**REQUIREMENT:**
Hunt for the word "desc" across the entries below, copying each line that holds it.

**RECORD SET:**
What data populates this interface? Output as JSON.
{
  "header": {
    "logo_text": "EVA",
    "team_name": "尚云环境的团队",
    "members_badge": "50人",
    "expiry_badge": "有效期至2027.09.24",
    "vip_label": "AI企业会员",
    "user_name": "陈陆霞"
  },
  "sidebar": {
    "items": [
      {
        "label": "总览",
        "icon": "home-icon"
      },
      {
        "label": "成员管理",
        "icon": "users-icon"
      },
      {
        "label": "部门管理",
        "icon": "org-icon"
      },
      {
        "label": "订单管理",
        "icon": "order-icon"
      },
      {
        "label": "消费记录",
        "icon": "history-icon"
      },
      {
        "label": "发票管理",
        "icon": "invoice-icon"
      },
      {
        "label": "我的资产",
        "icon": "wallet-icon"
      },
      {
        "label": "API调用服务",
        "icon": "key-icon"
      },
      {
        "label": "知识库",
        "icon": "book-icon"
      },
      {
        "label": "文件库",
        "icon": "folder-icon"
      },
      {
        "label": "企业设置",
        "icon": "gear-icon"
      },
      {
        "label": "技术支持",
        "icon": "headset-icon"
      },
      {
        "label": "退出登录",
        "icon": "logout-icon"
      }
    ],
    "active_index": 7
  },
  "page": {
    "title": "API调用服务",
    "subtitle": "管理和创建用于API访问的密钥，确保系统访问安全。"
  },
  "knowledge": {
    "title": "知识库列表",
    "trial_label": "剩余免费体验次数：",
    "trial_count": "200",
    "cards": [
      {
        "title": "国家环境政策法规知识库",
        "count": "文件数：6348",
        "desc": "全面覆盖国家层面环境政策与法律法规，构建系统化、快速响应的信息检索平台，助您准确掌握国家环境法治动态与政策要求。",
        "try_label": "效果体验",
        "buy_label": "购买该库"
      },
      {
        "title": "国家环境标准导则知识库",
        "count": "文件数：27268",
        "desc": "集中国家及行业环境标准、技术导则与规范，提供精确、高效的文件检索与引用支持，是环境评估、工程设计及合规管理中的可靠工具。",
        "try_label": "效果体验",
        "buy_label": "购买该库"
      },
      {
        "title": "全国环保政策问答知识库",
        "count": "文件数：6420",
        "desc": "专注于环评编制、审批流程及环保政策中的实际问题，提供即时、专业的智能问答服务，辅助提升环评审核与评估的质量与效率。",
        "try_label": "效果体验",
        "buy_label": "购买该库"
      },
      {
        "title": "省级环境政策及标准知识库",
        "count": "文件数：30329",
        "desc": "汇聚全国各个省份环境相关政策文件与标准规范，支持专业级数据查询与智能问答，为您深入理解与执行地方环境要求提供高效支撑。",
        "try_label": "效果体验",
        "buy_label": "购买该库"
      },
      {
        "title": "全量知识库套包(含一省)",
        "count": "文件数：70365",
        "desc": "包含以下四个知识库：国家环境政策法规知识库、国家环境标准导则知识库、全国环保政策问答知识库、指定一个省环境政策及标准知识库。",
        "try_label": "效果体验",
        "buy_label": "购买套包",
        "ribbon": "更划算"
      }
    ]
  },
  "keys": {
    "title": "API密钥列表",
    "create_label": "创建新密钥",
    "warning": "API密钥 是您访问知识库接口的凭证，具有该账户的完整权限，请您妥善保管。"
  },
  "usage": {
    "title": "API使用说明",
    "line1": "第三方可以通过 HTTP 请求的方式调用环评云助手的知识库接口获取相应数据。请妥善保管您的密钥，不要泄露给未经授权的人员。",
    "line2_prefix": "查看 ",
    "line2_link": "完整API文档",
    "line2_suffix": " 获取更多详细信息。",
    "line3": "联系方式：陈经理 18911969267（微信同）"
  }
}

**YOUR SOLUTION:**
        "desc": "全面覆盖国家层面环境政策与法律法规，构建系统化、快速响应的信息检索平台，助您准确掌握国家环境法治动态与政策要求。",
        "desc": "集中国家及行业环境标准、技术导则与规范，提供精确、高效的文件检索与引用支持，是环境评估、工程设计及合规管理中的可靠工具。",
        "desc": "专注于环评编制、审批流程及环保政策中的实际问题，提供即时、专业的智能问答服务，辅助提升环评审核与评估的质量与效率。",
        "desc": "汇聚全国各个省份环境相关政策文件与标准规范，支持专业级数据查询与智能问答，为您深入理解与执行地方环境要求提供高效支撑。",
        "desc": "包含以下四个知识库：国家环境政策法规知识库、国家环境标准导则知识库、全国环保政策问答知识库、指定一个省环境政策及标准知识库。",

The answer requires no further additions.